**Data for review**
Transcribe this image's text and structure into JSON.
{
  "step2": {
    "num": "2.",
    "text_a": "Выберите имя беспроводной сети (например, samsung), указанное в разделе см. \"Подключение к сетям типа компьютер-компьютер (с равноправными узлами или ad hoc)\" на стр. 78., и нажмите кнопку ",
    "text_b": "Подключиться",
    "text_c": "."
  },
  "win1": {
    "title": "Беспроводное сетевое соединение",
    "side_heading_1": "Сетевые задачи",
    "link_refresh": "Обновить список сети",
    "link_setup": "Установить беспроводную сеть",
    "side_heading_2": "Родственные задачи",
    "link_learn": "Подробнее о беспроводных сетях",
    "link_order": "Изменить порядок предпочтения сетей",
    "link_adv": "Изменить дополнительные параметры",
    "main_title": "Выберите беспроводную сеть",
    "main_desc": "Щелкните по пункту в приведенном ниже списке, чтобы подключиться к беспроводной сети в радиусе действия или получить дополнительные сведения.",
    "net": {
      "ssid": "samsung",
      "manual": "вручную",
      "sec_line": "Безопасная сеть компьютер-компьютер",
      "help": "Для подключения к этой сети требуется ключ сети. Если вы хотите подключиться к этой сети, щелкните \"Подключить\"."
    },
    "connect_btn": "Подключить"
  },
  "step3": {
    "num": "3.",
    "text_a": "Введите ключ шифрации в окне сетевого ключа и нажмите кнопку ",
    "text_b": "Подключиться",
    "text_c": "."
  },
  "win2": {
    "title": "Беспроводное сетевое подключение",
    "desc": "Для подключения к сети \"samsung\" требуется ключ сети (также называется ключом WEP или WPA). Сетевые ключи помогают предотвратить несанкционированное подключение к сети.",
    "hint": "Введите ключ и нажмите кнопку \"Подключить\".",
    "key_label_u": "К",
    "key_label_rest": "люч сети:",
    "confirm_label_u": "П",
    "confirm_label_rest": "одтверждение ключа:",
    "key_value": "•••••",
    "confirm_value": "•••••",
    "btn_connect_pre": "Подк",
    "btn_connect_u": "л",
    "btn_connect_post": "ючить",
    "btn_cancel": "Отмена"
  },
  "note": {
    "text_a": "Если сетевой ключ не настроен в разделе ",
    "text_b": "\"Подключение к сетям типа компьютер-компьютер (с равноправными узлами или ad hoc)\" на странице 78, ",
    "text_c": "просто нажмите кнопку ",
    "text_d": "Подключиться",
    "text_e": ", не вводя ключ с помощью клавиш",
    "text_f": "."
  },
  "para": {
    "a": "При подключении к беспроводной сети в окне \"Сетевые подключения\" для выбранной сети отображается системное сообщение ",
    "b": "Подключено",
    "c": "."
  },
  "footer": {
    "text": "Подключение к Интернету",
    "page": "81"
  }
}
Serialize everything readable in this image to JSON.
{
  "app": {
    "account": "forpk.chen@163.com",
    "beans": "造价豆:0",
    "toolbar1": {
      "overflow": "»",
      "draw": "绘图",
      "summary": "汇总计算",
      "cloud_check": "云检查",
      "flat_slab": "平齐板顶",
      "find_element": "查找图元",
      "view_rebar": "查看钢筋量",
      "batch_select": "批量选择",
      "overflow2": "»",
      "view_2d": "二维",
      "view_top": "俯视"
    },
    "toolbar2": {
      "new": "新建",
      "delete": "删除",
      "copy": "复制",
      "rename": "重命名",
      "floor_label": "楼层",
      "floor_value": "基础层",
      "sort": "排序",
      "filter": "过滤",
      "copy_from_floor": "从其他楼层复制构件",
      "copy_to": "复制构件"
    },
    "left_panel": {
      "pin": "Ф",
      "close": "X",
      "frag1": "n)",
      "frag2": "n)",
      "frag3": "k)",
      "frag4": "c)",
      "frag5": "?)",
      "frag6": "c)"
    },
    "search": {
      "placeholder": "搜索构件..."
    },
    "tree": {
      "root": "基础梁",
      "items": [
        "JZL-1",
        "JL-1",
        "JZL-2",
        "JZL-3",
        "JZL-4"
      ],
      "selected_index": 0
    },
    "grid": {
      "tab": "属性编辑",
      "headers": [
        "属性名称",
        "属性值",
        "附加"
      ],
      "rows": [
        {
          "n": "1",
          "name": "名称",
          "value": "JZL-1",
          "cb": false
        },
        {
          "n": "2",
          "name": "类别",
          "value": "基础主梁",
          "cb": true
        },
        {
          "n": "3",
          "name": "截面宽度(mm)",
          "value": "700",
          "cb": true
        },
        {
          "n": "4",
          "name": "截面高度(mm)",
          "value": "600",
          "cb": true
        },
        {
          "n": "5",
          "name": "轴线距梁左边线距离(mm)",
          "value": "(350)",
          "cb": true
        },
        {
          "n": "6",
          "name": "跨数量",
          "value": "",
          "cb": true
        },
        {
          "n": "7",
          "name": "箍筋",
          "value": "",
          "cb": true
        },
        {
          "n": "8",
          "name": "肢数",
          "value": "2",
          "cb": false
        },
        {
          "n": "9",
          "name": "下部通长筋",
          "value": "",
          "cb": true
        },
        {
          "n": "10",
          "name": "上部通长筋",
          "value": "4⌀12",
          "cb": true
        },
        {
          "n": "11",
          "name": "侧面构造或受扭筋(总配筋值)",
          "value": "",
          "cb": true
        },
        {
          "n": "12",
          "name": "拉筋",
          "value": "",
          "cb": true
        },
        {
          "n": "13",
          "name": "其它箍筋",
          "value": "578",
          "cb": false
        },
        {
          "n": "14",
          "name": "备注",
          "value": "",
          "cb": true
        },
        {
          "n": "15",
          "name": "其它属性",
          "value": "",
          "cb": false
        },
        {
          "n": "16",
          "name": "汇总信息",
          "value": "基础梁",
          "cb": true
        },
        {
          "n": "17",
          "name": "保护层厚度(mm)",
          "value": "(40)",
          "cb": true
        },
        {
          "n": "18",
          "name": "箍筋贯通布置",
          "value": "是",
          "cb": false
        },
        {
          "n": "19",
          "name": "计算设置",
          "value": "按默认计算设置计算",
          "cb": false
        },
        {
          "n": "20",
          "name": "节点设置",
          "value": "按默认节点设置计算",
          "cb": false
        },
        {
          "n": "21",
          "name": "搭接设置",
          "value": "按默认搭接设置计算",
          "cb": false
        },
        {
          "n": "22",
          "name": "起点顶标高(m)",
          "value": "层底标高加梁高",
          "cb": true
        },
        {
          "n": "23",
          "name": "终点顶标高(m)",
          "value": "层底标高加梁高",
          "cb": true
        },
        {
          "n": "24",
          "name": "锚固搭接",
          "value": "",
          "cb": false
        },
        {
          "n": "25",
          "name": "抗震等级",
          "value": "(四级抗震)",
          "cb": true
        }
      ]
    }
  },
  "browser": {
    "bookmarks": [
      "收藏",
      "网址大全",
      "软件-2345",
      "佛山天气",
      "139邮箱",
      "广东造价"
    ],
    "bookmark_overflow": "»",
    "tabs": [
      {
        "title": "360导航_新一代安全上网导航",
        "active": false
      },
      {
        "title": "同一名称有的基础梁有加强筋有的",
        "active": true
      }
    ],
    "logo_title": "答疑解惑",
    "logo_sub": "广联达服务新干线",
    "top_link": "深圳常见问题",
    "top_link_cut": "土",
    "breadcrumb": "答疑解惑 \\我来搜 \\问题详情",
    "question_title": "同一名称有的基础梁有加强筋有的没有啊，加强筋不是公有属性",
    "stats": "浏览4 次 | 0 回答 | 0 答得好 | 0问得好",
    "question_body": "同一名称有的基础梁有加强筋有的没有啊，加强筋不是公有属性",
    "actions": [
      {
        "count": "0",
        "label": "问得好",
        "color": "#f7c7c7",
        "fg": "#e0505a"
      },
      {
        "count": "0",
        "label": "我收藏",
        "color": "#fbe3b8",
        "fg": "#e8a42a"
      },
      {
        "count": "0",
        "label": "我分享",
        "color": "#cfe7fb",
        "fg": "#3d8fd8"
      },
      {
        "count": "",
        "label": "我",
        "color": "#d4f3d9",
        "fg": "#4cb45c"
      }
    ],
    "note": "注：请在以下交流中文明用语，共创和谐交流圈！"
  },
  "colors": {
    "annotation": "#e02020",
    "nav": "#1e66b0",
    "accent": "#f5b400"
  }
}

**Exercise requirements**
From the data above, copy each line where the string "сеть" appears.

**Reply to the exercise**
    "link_setup": "Установить беспроводную сеть",
    "main_title": "Выберите беспроводную сеть",
      "sec_line": "Безопасная сеть компьютер-компьютер",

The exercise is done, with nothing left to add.